## [WHAT NEEDS TO BE DONE]
Find and copy the lines in the records beneath this task that contain the word "Website".

---------------

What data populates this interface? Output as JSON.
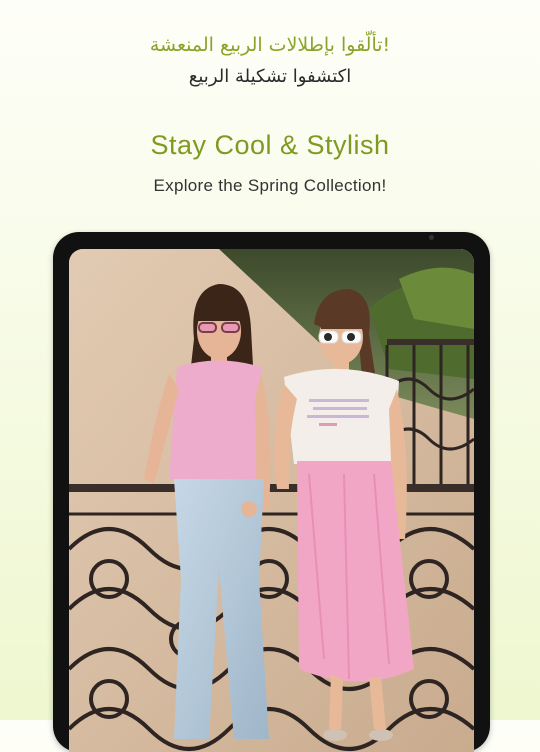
{
  "header": {
    "arabic_title": "!تألّقوا بإطلالات الربيع المنعشة",
    "arabic_subtitle": "اكتشفوا تشكيلة الربيع",
    "title": "Stay Cool & Stylish",
    "subtitle": "Explore the Spring Collection!"
  },
  "colors": {
    "accent": "#7f9a22",
    "background_top": "#fefef8",
    "background_bottom": "#eef7cf",
    "device_frame": "#111111"
  },
  "hero": {
    "image_subject": "two-models-spring-outfits",
    "device": "tablet"
  }
}
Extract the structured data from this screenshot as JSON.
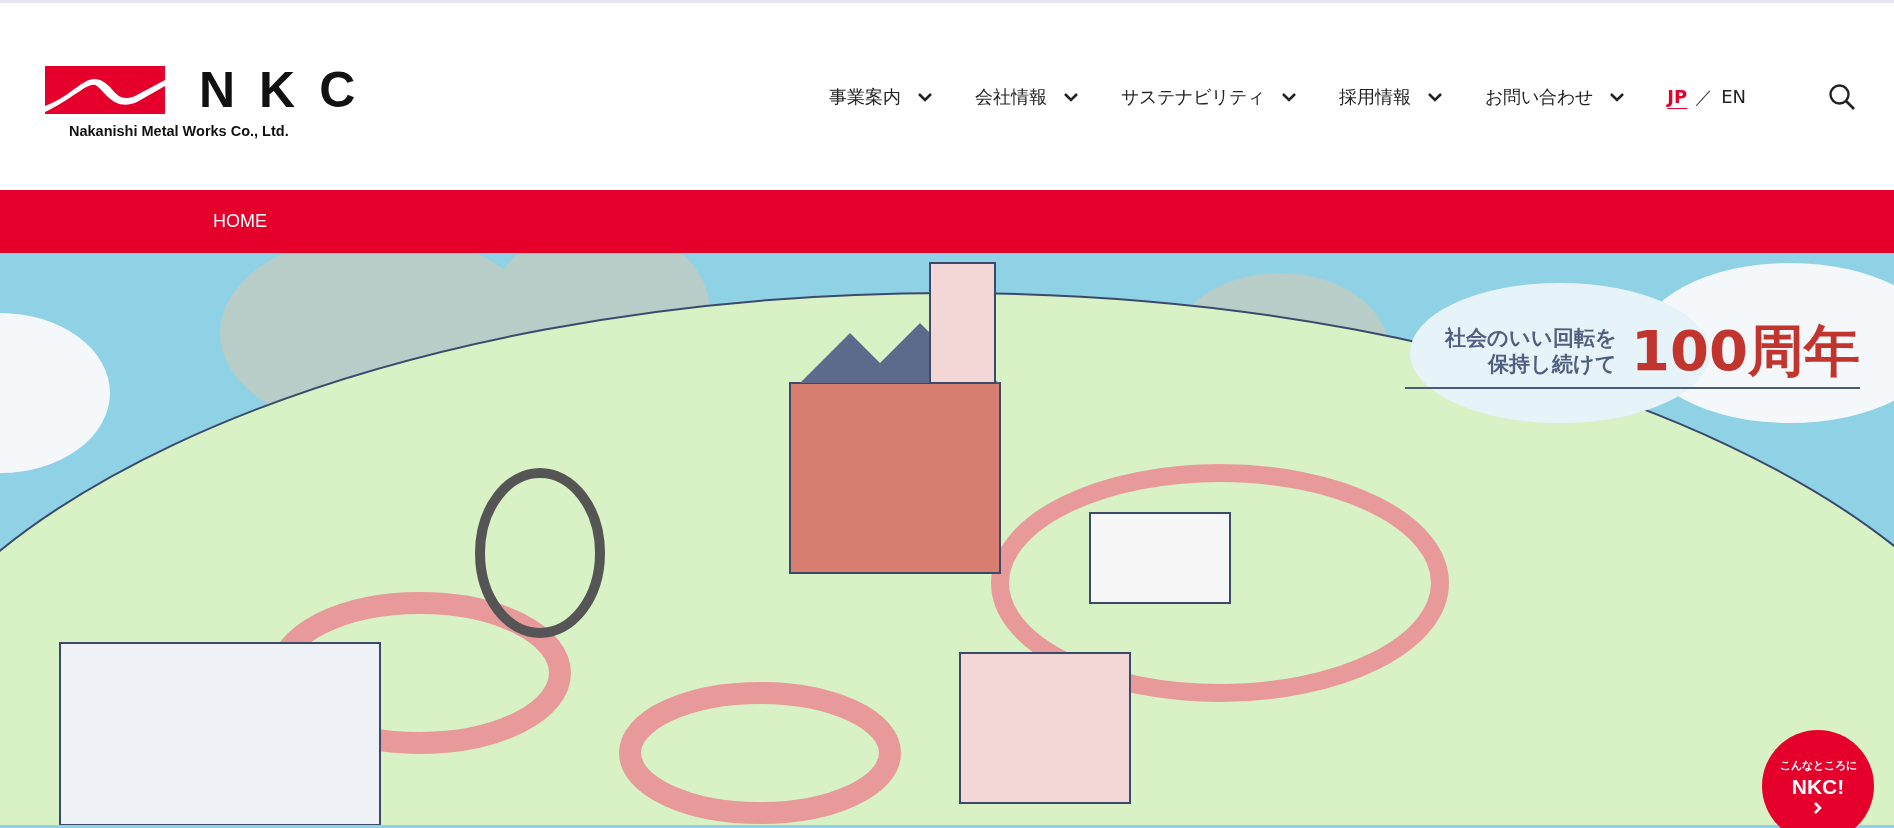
{
  "header": {
    "logo": {
      "mark": "NKC",
      "company": "Nakanishi Metal Works Co., Ltd."
    },
    "nav": [
      {
        "label": "事業案内"
      },
      {
        "label": "会社情報"
      },
      {
        "label": "サステナビリティ"
      },
      {
        "label": "採用情報"
      },
      {
        "label": "お問い合わせ"
      }
    ],
    "languages": [
      {
        "label": "JP",
        "selected": true
      },
      {
        "label": "EN",
        "selected": false
      }
    ],
    "language_separator": "／"
  },
  "breadcrumb": "HOME",
  "hero": {
    "headline_lines": [
      "社会のいい回転を",
      "保持し続けて"
    ],
    "anniversary": "100周年",
    "badge": {
      "caption": "こんなところに",
      "title": "NKC!"
    }
  }
}
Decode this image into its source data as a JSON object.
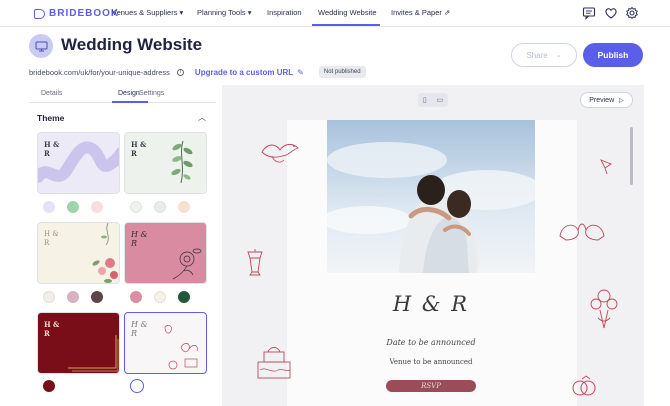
{
  "brand": {
    "name": "BRIDEBOOK"
  },
  "nav": {
    "items": [
      {
        "label": "Venues & Suppliers ▾"
      },
      {
        "label": "Planning Tools ▾"
      },
      {
        "label": "Inspiration"
      },
      {
        "label": "Wedding Website"
      },
      {
        "label": "Invites & Paper ⇗"
      }
    ],
    "icons": [
      "message-icon",
      "heart-icon",
      "settings-icon"
    ]
  },
  "header": {
    "title": "Wedding Website",
    "url": "bridebook.com/uk/for/your-unique-address",
    "upgrade_label": "Upgrade to a custom URL",
    "status_badge": "Not published",
    "share_label": "Share",
    "publish_label": "Publish"
  },
  "sidebar": {
    "tabs": [
      {
        "label": "Details"
      },
      {
        "label": "Design"
      },
      {
        "label": "Settings"
      }
    ],
    "active_tab": "Design",
    "section_title": "Theme",
    "themes": [
      {
        "monogram": "H &\nR",
        "bg": "#eceaf7",
        "swatches": [
          "#e3e3f5",
          "#9ed4a8",
          "#f6dfe1"
        ]
      },
      {
        "monogram": "H &\nR",
        "bg": "#edf3ec",
        "swatches": [
          "#eef1ee",
          "#e5ece6",
          "#f6e1cf"
        ]
      },
      {
        "monogram": "H &\nR",
        "bg": "#f7f2e6",
        "swatches": [
          "#f1efe7",
          "#d5b1c1",
          "#5a4648"
        ]
      },
      {
        "monogram": "H &\nR",
        "bg": "#d98ba2",
        "swatches": [
          "#da8da4",
          "#f7f2e8",
          "#23573c"
        ]
      },
      {
        "monogram": "H &\nR",
        "bg": "#7a0e18",
        "swatches": [
          "#7a0e18"
        ]
      },
      {
        "monogram": "H &\nR",
        "bg": "#f8f6f6",
        "swatches": [
          "#ffffff"
        ],
        "selected": true
      }
    ]
  },
  "preview": {
    "button_label": "Preview",
    "names": "H & R",
    "date_text": "Date to be announced",
    "venue_text": "Venue to be announced",
    "rsvp_label": "RSVP"
  },
  "colors": {
    "accent": "#5b5ee8",
    "rsvp": "#9a4d58",
    "doodle": "#c3455a"
  }
}
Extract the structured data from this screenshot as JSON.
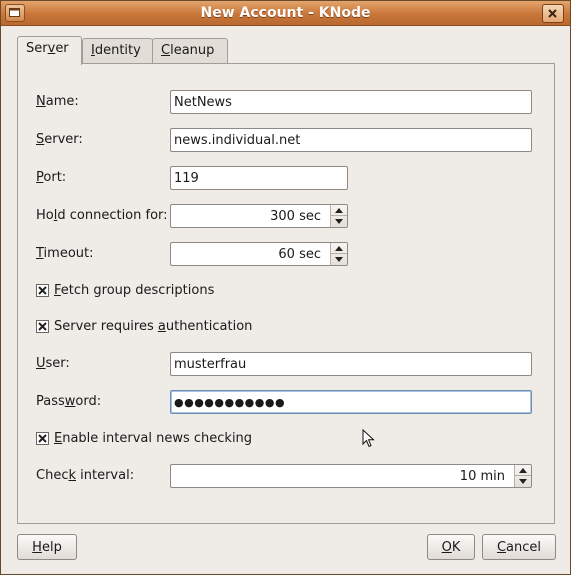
{
  "window": {
    "title": "New Account - KNode"
  },
  "tabs": [
    {
      "pre": "Ser",
      "key": "v",
      "post": "er"
    },
    {
      "pre": "",
      "key": "I",
      "post": "dentity"
    },
    {
      "pre": "",
      "key": "C",
      "post": "leanup"
    }
  ],
  "form": {
    "name_label": {
      "pre": "",
      "key": "N",
      "post": "ame:"
    },
    "name_value": "NetNews",
    "server_label": {
      "pre": "",
      "key": "S",
      "post": "erver:"
    },
    "server_value": "news.individual.net",
    "port_label": {
      "pre": "",
      "key": "P",
      "post": "ort:"
    },
    "port_value": "119",
    "hold_label": {
      "pre": "Ho",
      "key": "l",
      "post": "d connection for:"
    },
    "hold_value": "300 sec",
    "timeout_label": {
      "pre": "",
      "key": "T",
      "post": "imeout:"
    },
    "timeout_value": "60 sec",
    "fetch_label": {
      "pre": "",
      "key": "F",
      "post": "etch group descriptions"
    },
    "fetch_checked": true,
    "auth_label": {
      "pre": "Server requires ",
      "key": "a",
      "post": "uthentication"
    },
    "auth_checked": true,
    "user_label": {
      "pre": "",
      "key": "U",
      "post": "ser:"
    },
    "user_value": "musterfrau",
    "password_label": {
      "pre": "Pass",
      "key": "w",
      "post": "ord:"
    },
    "password_value": "●●●●●●●●●●●",
    "interval_label": {
      "pre": "",
      "key": "E",
      "post": "nable interval news checking"
    },
    "interval_checked": true,
    "check_interval_label": {
      "pre": "Chec",
      "key": "k",
      "post": " interval:"
    },
    "check_interval_value": "10 min"
  },
  "buttons": {
    "help": {
      "pre": "",
      "key": "H",
      "post": "elp"
    },
    "ok": {
      "pre": "",
      "key": "O",
      "post": "K"
    },
    "cancel": {
      "pre": "",
      "key": "C",
      "post": "ancel"
    }
  },
  "colors": {
    "titlebar": "#c9763a",
    "window_bg": "#efebe7",
    "focus_border": "#6d8fb6"
  },
  "icons": [
    "window-menu-icon",
    "close-icon",
    "spin-up-icon",
    "spin-down-icon",
    "check-icon",
    "mouse-cursor-icon"
  ]
}
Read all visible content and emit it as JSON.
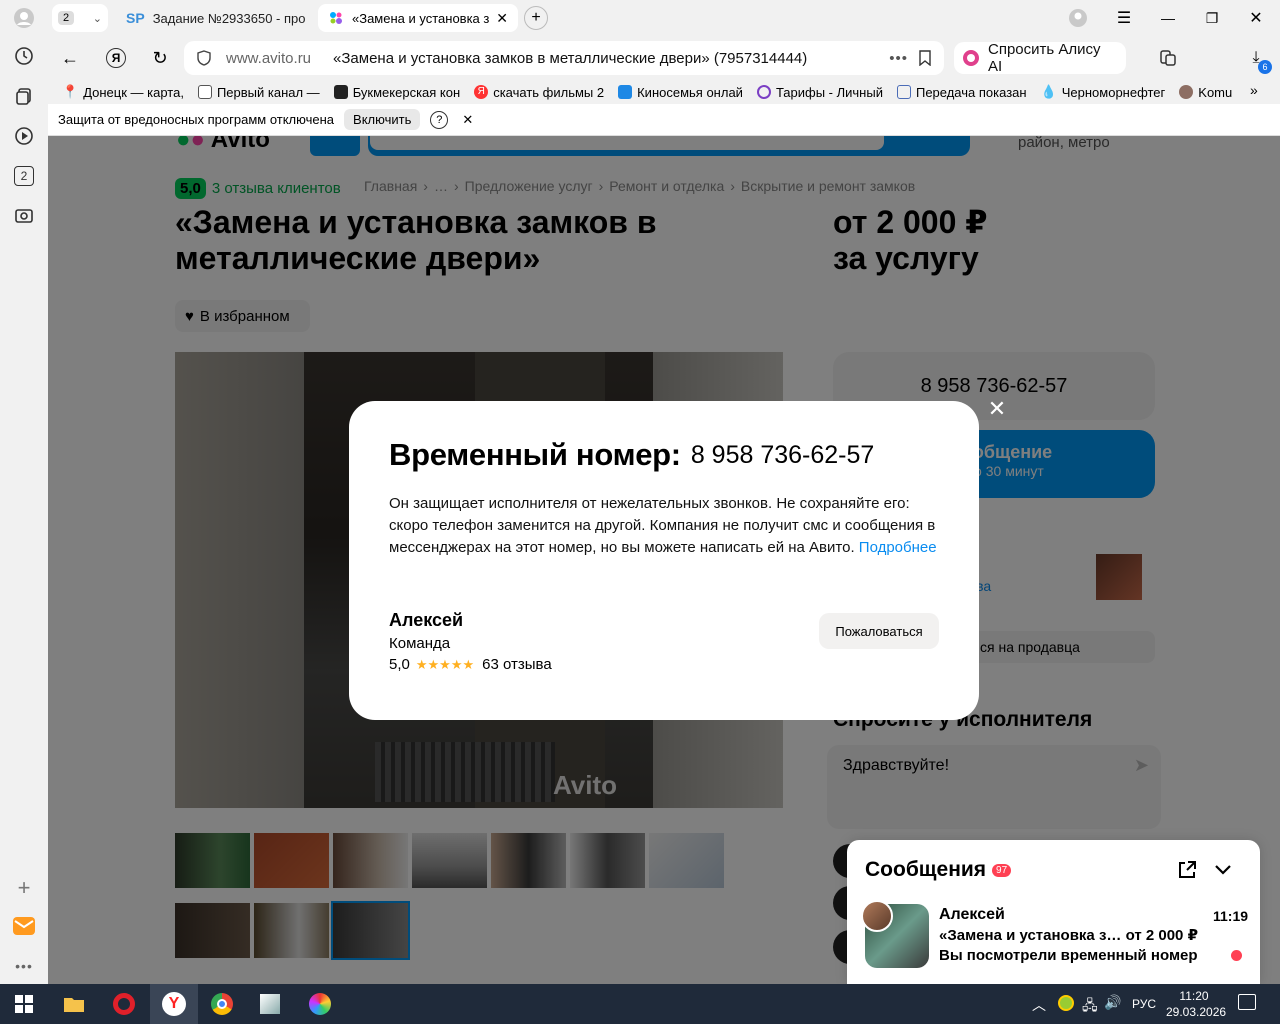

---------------

## [YOUR RESPONSE]
        "label": "Wedding Website"
    "title": "Wedding Website",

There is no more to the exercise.